A breeding program is the planned breeding of a group of animals or plants, usually involving at least several individuals and extending over several generations. There are a couple of breeding methods, such as artificial (which is man made) and natural (it occurs on its own). (Netherlands)|Dutch State Secretary]] of Economic Affairs the delivery of young animals is important for the natural behavior of the mother, the herd and is desirable from a veterinary perspective.
Breeding programs are commonly employed in several fields where humans wish to change the characteristics of their animals' offspring through careful selection of breeding partners:
- Dog and cat fanciers may coordinate a breeding program to raise the probability of an animal's litter producing a championship-caliber animal.
- Horse breeders try to produce fast racehorses through breeding programs.
- Conservationists use breeding programs to try to help the recovery of endangered species by preserving the existing gene pool and preventing inbreeding.
- There also can be breeding programs for plants.

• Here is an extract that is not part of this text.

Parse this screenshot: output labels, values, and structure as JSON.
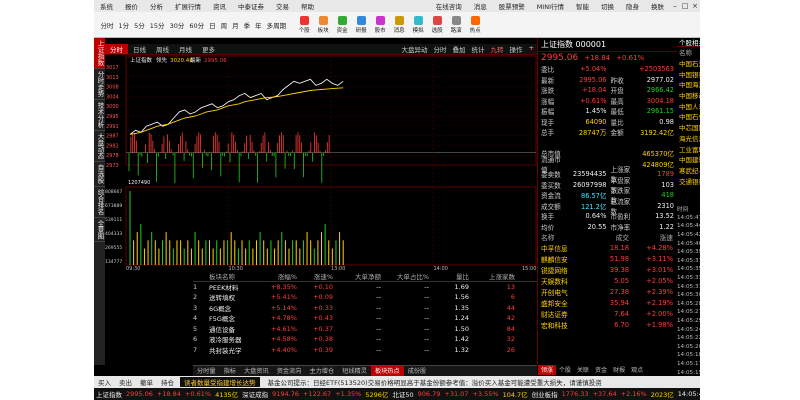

For instance, a winery owner, seeking to find a better tasting wine, could design a breeding program so that only the vines whose grapes make the very best wine are allowed to breed.
- Animal husbandry
- Captive breeding
- European Endangered Species Programme
- Ex-situ conservation
- Selective breeding
This article needs additional citations for verification. (September 2014) (Learn how and when to remove this template message)
- "Beantwoording vragen over fokken en doden van gezonde dieren in dierentuinen" (PDF) (in Dutch). Ministry of Economic Affairs (Netherlands). 25 March 2014. Archived from the original (PDF) on 2014-07-14. Retrieved 9 June 2014.